> _Problem details_: Repeat the listing in full. Nothing may be added or left out.

START Data for this exercise

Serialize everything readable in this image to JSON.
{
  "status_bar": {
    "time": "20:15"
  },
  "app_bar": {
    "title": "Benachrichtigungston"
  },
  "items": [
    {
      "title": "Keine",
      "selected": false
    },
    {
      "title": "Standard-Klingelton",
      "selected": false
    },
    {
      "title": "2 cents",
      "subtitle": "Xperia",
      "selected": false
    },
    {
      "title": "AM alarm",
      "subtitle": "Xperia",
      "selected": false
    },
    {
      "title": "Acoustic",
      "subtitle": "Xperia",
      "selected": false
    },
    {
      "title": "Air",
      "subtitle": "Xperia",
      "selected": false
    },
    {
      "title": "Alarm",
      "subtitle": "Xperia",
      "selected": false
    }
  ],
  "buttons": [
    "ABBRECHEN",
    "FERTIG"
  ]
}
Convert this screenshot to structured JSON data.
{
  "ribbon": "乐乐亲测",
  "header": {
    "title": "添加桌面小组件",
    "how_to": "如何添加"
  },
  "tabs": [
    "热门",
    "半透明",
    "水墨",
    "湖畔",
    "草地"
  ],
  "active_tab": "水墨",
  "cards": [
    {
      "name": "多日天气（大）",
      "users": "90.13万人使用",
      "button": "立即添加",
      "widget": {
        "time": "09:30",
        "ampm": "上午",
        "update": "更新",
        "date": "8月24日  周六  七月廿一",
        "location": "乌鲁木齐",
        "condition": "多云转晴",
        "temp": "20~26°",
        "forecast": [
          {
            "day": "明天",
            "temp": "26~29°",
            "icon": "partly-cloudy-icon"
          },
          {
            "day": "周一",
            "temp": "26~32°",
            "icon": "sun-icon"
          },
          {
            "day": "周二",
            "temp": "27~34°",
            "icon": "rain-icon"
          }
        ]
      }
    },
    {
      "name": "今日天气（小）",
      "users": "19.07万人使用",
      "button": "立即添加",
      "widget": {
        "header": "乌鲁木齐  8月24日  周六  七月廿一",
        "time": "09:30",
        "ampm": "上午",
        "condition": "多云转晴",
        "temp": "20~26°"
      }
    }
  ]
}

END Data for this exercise

> _Response area_:
Serialize everything readable in this image to JSON.
{
  "status_bar": {
    "time": "20:15"
  },
  "app_bar": {
    "title": "Benachrichtigungston"
  },
  "items": [
    {
      "title": "Keine",
      "selected": false
    },
    {
      "title": "Standard-Klingelton",
      "selected": false
    },
    {
      "title": "2 cents",
      "subtitle": "Xperia",
      "selected": false
    },
    {
      "title": "AM alarm",
      "subtitle": "Xperia",
      "selected": false
    },
    {
      "title": "Acoustic",
      "subtitle": "Xperia",
      "selected": false
    },
    {
      "title": "Air",
      "subtitle": "Xperia",
      "selected": false
    },
    {
      "title": "Alarm",
      "subtitle": "Xperia",
      "selected": false
    }
  ],
  "buttons": [
    "ABBRECHEN",
    "FERTIG"
  ]
}
Convert this screenshot to structured JSON data.
{
  "ribbon": "乐乐亲测",
  "header": {
    "title": "添加桌面小组件",
    "how_to": "如何添加"
  },
  "tabs": [
    "热门",
    "半透明",
    "水墨",
    "湖畔",
    "草地"
  ],
  "active_tab": "水墨",
  "cards": [
    {
      "name": "多日天气（大）",
      "users": "90.13万人使用",
      "button": "立即添加",
      "widget": {
        "time": "09:30",
        "ampm": "上午",
        "update": "更新",
        "date": "8月24日  周六  七月廿一",
        "location": "乌鲁木齐",
        "condition": "多云转晴",
        "temp": "20~26°",
        "forecast": [
          {
            "day": "明天",
            "temp": "26~29°",
            "icon": "partly-cloudy-icon"
          },
          {
            "day": "周一",
            "temp": "26~32°",
            "icon": "sun-icon"
          },
          {
            "day": "周二",
            "temp": "27~34°",
            "icon": "rain-icon"
          }
        ]
      }
    },
    {
      "name": "今日天气（小）",
      "users": "19.07万人使用",
      "button": "立即添加",
      "widget": {
        "header": "乌鲁木齐  8月24日  周六  七月廿一",
        "time": "09:30",
        "ampm": "上午",
        "condition": "多云转晴",
        "temp": "20~26°"
      }
    }
  ]
}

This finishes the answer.